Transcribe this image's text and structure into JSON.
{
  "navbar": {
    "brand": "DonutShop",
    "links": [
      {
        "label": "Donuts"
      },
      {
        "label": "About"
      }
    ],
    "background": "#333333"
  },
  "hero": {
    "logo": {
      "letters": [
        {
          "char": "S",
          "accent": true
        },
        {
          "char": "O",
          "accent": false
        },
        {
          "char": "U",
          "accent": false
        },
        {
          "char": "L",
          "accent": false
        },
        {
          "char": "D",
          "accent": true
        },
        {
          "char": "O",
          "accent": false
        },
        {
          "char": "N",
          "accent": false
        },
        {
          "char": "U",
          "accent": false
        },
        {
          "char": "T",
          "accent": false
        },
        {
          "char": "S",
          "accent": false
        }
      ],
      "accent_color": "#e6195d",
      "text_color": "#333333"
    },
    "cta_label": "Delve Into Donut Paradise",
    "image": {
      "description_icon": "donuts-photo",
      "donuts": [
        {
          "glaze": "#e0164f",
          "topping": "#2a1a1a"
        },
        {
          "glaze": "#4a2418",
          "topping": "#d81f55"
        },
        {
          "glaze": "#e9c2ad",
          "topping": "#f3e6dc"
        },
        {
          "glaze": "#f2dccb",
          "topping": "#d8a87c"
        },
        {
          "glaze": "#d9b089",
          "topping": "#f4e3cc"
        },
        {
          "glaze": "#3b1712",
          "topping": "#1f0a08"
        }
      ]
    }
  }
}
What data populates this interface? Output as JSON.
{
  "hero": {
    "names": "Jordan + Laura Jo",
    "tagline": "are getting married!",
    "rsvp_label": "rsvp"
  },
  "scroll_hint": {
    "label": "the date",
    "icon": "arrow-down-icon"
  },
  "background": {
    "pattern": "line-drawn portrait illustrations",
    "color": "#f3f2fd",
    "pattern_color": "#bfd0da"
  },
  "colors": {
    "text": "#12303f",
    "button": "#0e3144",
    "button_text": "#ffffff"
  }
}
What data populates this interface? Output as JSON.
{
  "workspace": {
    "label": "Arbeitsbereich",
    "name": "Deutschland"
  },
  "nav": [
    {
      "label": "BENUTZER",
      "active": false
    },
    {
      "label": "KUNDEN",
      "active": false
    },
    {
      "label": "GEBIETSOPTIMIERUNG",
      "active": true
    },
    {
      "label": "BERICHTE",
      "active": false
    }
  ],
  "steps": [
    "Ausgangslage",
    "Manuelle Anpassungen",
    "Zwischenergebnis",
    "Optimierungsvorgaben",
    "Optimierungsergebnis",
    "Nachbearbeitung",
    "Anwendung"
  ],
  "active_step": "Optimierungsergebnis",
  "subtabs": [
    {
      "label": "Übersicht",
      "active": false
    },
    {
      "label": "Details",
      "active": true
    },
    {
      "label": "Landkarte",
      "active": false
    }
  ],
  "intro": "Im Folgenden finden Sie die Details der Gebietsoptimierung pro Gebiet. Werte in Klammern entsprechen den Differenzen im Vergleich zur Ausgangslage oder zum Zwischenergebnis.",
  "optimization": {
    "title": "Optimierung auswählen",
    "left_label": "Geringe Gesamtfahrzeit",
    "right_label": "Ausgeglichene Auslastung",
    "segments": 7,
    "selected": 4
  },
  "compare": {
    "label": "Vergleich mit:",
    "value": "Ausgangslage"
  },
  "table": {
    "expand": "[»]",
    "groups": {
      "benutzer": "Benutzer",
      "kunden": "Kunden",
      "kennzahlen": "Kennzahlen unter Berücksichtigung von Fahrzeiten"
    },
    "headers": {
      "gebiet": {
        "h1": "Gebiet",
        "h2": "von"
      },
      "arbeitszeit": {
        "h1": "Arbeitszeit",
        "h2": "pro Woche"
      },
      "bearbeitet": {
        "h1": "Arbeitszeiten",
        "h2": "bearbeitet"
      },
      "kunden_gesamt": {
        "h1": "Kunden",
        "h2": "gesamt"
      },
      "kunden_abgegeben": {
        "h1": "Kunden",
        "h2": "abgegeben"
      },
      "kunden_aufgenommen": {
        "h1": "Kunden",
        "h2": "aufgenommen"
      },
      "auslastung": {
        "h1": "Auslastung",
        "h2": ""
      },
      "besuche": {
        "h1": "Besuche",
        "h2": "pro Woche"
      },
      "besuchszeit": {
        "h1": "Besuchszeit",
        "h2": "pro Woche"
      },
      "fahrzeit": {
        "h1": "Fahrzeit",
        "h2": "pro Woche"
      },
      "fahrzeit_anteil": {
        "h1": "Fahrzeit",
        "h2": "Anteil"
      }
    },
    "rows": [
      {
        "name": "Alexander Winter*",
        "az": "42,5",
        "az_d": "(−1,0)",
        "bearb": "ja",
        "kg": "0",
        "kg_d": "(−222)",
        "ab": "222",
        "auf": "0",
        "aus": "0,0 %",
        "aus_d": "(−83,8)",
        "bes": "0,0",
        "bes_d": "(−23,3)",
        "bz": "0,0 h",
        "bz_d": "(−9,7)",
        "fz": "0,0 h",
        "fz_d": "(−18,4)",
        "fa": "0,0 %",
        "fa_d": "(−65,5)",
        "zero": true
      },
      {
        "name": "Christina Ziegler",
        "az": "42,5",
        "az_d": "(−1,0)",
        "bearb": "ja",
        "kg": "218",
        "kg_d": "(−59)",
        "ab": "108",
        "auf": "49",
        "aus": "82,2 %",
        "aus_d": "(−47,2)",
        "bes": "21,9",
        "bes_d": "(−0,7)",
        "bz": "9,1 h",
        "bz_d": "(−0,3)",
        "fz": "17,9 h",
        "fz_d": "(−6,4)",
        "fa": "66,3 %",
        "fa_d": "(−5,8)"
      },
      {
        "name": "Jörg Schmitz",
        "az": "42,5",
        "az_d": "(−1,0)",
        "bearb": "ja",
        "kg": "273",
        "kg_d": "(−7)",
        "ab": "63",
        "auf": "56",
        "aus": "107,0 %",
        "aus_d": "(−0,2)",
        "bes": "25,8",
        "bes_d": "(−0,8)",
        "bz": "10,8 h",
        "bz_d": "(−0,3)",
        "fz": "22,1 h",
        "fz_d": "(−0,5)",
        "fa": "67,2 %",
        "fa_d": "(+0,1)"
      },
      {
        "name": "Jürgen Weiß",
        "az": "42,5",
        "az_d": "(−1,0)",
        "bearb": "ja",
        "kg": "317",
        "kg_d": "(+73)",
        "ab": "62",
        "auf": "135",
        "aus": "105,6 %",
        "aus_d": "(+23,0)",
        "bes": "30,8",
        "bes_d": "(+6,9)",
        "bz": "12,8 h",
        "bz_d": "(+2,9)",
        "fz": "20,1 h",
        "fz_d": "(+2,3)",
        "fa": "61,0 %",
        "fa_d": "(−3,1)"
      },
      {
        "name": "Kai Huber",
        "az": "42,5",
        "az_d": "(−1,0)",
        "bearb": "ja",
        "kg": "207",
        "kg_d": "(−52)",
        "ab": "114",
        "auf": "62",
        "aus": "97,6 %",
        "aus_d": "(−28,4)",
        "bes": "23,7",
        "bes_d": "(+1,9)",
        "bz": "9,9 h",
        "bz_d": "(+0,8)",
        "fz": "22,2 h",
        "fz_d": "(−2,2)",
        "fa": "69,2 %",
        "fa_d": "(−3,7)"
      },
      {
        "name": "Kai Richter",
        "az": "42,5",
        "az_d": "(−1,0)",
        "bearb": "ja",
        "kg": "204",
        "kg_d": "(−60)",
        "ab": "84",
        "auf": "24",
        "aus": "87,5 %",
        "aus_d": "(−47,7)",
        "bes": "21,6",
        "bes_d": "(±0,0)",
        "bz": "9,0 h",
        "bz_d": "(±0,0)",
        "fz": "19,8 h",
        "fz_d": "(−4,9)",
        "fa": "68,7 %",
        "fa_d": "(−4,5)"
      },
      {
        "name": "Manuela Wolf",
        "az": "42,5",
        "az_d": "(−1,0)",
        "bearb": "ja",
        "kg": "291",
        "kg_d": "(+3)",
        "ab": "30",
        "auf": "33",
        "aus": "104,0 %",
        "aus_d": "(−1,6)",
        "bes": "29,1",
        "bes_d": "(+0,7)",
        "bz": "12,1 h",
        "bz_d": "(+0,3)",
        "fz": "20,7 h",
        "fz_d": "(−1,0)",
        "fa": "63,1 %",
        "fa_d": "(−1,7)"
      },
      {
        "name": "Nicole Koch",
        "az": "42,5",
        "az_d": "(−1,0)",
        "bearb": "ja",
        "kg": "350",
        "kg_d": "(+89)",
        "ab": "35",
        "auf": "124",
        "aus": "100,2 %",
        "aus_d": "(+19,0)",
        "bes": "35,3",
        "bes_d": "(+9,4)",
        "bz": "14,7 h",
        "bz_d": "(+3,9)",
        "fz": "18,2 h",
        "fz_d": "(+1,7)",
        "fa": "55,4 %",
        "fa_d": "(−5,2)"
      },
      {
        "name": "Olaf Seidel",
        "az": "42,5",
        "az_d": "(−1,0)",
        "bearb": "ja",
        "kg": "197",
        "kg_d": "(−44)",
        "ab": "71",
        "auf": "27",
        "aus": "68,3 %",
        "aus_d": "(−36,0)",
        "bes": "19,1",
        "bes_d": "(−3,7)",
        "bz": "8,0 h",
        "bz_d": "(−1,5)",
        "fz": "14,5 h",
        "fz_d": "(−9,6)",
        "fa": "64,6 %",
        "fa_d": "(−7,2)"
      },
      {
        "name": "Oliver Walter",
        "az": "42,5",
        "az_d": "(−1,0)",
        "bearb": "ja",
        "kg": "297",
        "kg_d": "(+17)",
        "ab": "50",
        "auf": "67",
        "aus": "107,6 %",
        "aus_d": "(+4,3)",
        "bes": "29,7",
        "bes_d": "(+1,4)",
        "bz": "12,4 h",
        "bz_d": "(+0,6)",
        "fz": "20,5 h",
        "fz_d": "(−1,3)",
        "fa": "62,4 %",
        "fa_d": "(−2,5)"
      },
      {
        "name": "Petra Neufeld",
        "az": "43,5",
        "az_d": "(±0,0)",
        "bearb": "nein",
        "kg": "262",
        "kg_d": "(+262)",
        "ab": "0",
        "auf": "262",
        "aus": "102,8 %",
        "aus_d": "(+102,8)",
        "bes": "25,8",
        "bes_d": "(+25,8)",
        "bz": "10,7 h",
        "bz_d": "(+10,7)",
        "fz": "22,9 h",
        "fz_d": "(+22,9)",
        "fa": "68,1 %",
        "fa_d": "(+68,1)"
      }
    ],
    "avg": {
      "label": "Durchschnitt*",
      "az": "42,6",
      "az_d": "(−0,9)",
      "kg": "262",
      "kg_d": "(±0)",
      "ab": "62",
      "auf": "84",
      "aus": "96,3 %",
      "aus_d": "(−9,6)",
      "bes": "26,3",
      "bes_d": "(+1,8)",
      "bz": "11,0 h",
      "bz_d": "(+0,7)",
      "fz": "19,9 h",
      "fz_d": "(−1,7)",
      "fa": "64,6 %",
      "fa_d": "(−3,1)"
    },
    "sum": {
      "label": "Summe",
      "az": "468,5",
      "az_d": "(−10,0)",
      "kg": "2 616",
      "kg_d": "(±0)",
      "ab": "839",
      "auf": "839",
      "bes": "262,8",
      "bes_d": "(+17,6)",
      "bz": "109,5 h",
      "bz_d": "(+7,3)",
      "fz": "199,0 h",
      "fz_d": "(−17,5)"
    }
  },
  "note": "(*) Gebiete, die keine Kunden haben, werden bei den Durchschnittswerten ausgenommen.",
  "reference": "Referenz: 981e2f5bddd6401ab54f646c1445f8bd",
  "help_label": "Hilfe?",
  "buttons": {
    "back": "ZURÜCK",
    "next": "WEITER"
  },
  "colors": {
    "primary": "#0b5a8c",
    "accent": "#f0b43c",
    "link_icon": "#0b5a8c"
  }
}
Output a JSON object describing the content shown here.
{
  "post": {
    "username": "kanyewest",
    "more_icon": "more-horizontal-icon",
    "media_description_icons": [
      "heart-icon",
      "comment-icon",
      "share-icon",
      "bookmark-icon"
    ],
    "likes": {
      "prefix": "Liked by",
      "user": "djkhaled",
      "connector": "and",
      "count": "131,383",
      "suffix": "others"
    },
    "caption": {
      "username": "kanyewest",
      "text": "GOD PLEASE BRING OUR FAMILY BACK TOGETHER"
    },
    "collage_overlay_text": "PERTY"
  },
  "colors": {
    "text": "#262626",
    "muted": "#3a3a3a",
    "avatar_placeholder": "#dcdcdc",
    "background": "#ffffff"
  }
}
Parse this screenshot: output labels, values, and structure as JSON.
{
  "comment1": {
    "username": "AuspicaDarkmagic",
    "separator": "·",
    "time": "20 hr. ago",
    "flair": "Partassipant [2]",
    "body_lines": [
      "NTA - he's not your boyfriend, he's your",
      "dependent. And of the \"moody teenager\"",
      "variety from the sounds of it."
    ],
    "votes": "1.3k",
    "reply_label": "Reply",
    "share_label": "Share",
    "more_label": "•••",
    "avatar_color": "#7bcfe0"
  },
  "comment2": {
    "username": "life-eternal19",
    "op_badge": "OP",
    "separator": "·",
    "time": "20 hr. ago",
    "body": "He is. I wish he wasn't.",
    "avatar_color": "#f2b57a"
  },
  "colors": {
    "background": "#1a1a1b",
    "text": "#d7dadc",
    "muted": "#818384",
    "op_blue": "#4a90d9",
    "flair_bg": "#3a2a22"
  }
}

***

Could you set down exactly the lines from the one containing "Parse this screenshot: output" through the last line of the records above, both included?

RESPONSE TO THE TASK:
Parse this screenshot: output labels, values, and structure as JSON.
{
  "comment1": {
    "username": "AuspicaDarkmagic",
    "separator": "·",
    "time": "20 hr. ago",
    "flair": "Partassipant [2]",
    "body_lines": [
      "NTA - he's not your boyfriend, he's your",
      "dependent. And of the \"moody teenager\"",
      "variety from the sounds of it."
    ],
    "votes": "1.3k",
    "reply_label": "Reply",
    "share_label": "Share",
    "more_label": "•••",
    "avatar_color": "#7bcfe0"
  },
  "comment2": {
    "username": "life-eternal19",
    "op_badge": "OP",
    "separator": "·",
    "time": "20 hr. ago",
    "body": "He is. I wish he wasn't.",
    "avatar_color": "#f2b57a"
  },
  "colors": {
    "background": "#1a1a1b",
    "text": "#d7dadc",
    "muted": "#818384",
    "op_blue": "#4a90d9",
    "flair_bg": "#3a2a22"
  }
}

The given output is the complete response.